The series is a follow-up to the 2011 film of the same name and follows Brian Finch (Jake McDorman), a twenty-something slacker who lives with his parents and performs in empty bars as the last member of his high school rock band. In the pilot episode he is introduced to NZT, the mysterious miracle pill that gives him perfect recall of everything he has ever seen or done, making him the smartest person in the world for the twelve hours after taking it.
He is soon paired up with FBI Special Agent Rebecca Harris (Jennifer Carpenter) who acts as his handler while the FBI investigates the drug and the reason why Brian is apparently immune to its fatal side-effects. Secretly, this immunity is from an injection given to Brian by Eddie Morra (Bradley Cooper), the protagonist from the 2011 film, in exchange for Brian spying on the FBI’s on Morra’s behalf.

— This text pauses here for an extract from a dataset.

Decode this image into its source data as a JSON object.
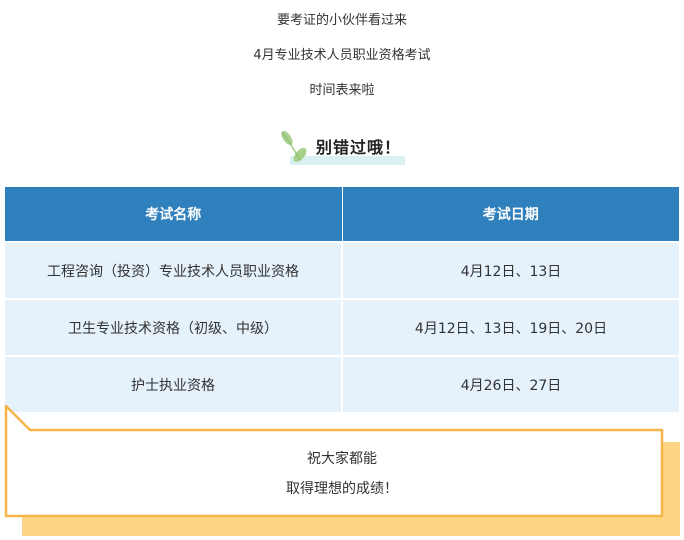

The series drops the thriller aspects from the original film in exchange for a slot in the crowded police drama market and, while the two leads do follow the cliché “responsible lady skeptic” and “quirky immature dude” pairing, what they do with the rest of the show is fascinating.
One thing that separates Limitless from other cop shows is its refusal to fully adhere to the normal “cop show” episode pattern.
We’ve seen the pattern before: dead body is found, cops investigate, weird evidence/complication, crazy theory, personal issues, sudden revelation, mystery solved. As the show goes on, however, this becomes less and less the plot. Recent episodes have dropped this pattern entirely, such as having Brian work to arrest the FBI’s entire 10 Most Wanted Criminals list as part of a bet to get his own office.
Where the show excels is how we see things through Brian’s imagination, like picturing his co-workers in dramatic action film scenarios before getting corrected. Another episode — where Brian visits his first bloody murder scene — has him retreat into his mind where a Barney the Dinosaur lookalike suggests replacing all the “scary” words with ” fun” words. Then the rest of the episode has the agents say things like “we have a serial hugger on our hands” and referencing the “soda pop” spatter on the walls and body.
In a recent episode, Brian bribes a high-ranking Russian official with spoilers for the ending of Game of Thrones. No secret mistress, no gun to his head, just a cellphone with a direct line to George R.R. Martin and the ultimate fate of Westeros. The writers of Limitless didn’t need to do that. But they did. And it made me smile.
It is moments like this that set this show apart. This fun little moment is Limitless in a nutshell, telling you everything you need to know about Brian Finch, about the world he lives in, and about the show itself. It is a fun, well-written show with likeable characters that is not afraid to buck convention.
And it is brilliant.
Limitless airs Mondays at 9 p.m. on Global.